-- What to produce --
Each record, word for word and stripped of pictures, is what the answer should contain.

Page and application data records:
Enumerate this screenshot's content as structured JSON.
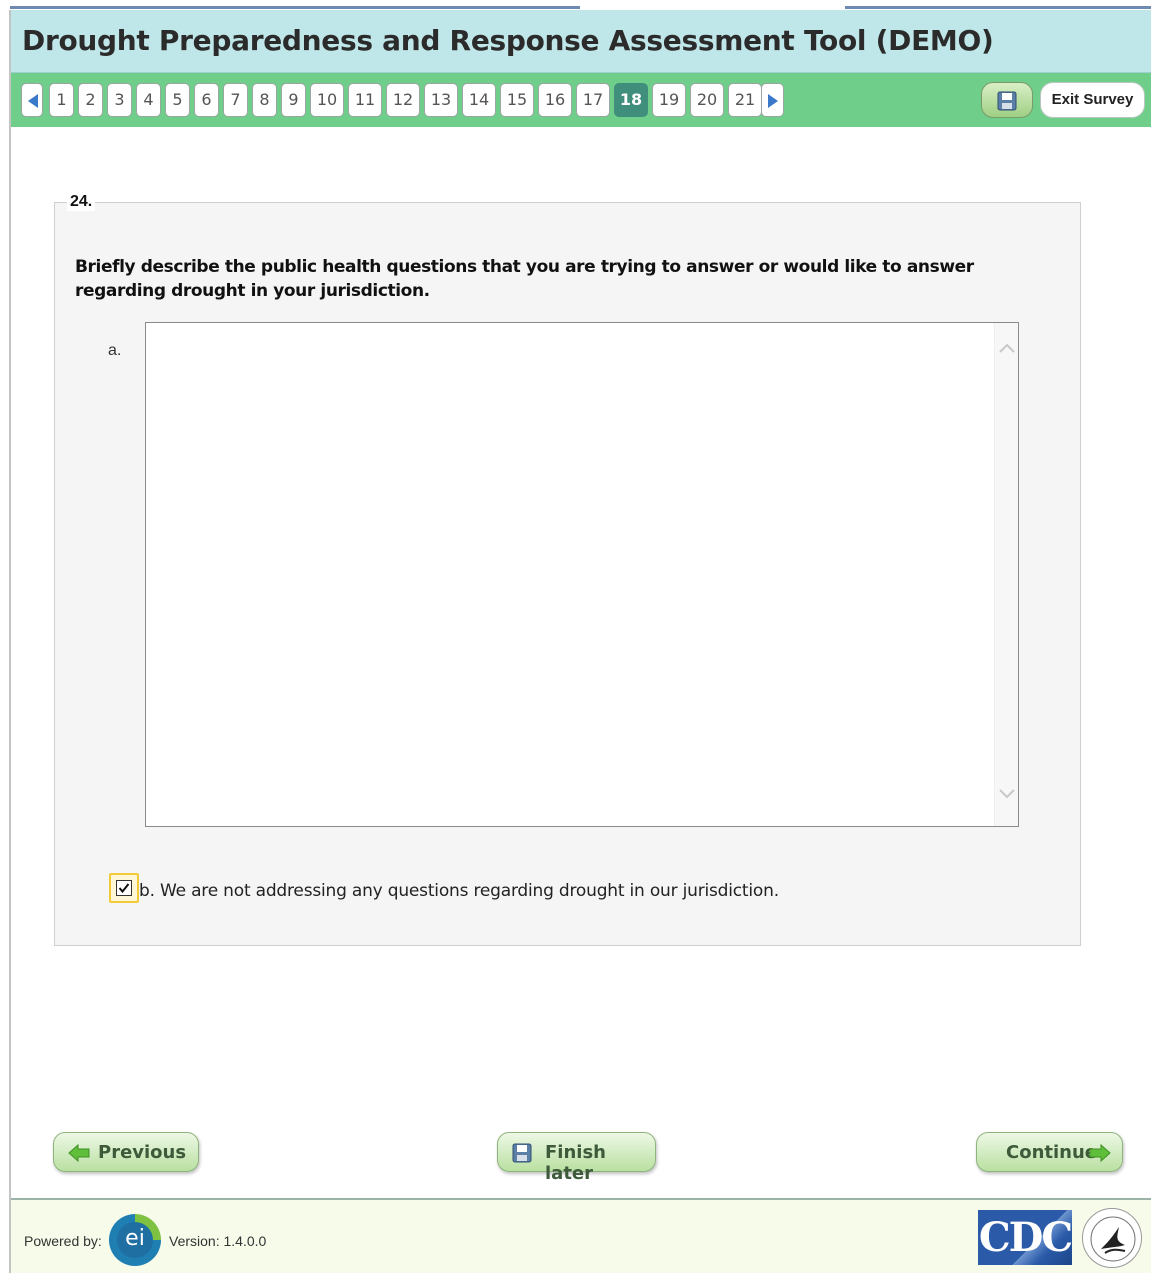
{
  "app": {
    "title": "Drought Preparedness and Response Assessment Tool (DEMO)"
  },
  "nav": {
    "pages": [
      "1",
      "2",
      "3",
      "4",
      "5",
      "6",
      "7",
      "8",
      "9",
      "10",
      "11",
      "12",
      "13",
      "14",
      "15",
      "16",
      "17",
      "18",
      "19",
      "20",
      "21"
    ],
    "current_page": "18",
    "exit_label": "Exit Survey"
  },
  "question": {
    "number": "24.",
    "text": "Briefly describe the public health questions that you are trying to answer or would like to answer regarding drought in your jurisdiction.",
    "option_a_label": "a.",
    "option_a_value": "",
    "option_b_label": "b. We are not addressing any questions regarding drought in our jurisdiction.",
    "option_b_checked": true
  },
  "buttons": {
    "previous": "Previous",
    "finish_later": "Finish later",
    "continue": "Continue"
  },
  "footer": {
    "powered_by": "Powered by:",
    "logo_text": "ei",
    "version": "Version: 1.4.0.0",
    "cdc_logo": "CDC"
  },
  "colors": {
    "header_bg": "#bfe6e8",
    "nav_bg": "#6fcf8a",
    "active_page": "#3f8f7c",
    "button_text": "#3d5a3a"
  },
  "icons": [
    "arrow-left-icon",
    "arrow-right-icon",
    "save-icon",
    "checkmark-icon",
    "green-arrow-left-icon",
    "green-arrow-right-icon",
    "chevron-up-icon",
    "chevron-down-icon"
  ]
}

-- Reply to the task --
Enumerate this screenshot's content as structured JSON.
{
  "app": {
    "title": "Drought Preparedness and Response Assessment Tool (DEMO)"
  },
  "nav": {
    "pages": [
      "1",
      "2",
      "3",
      "4",
      "5",
      "6",
      "7",
      "8",
      "9",
      "10",
      "11",
      "12",
      "13",
      "14",
      "15",
      "16",
      "17",
      "18",
      "19",
      "20",
      "21"
    ],
    "current_page": "18",
    "exit_label": "Exit Survey"
  },
  "question": {
    "number": "24.",
    "text": "Briefly describe the public health questions that you are trying to answer or would like to answer regarding drought in your jurisdiction.",
    "option_a_label": "a.",
    "option_a_value": "",
    "option_b_label": "b. We are not addressing any questions regarding drought in our jurisdiction.",
    "option_b_checked": true
  },
  "buttons": {
    "previous": "Previous",
    "finish_later": "Finish later",
    "continue": "Continue"
  },
  "footer": {
    "powered_by": "Powered by:",
    "logo_text": "ei",
    "version": "Version: 1.4.0.0",
    "cdc_logo": "CDC"
  },
  "colors": {
    "header_bg": "#bfe6e8",
    "nav_bg": "#6fcf8a",
    "active_page": "#3f8f7c",
    "button_text": "#3d5a3a"
  },
  "icons": [
    "arrow-left-icon",
    "arrow-right-icon",
    "save-icon",
    "checkmark-icon",
    "green-arrow-left-icon",
    "green-arrow-right-icon",
    "chevron-up-icon",
    "chevron-down-icon"
  ]
}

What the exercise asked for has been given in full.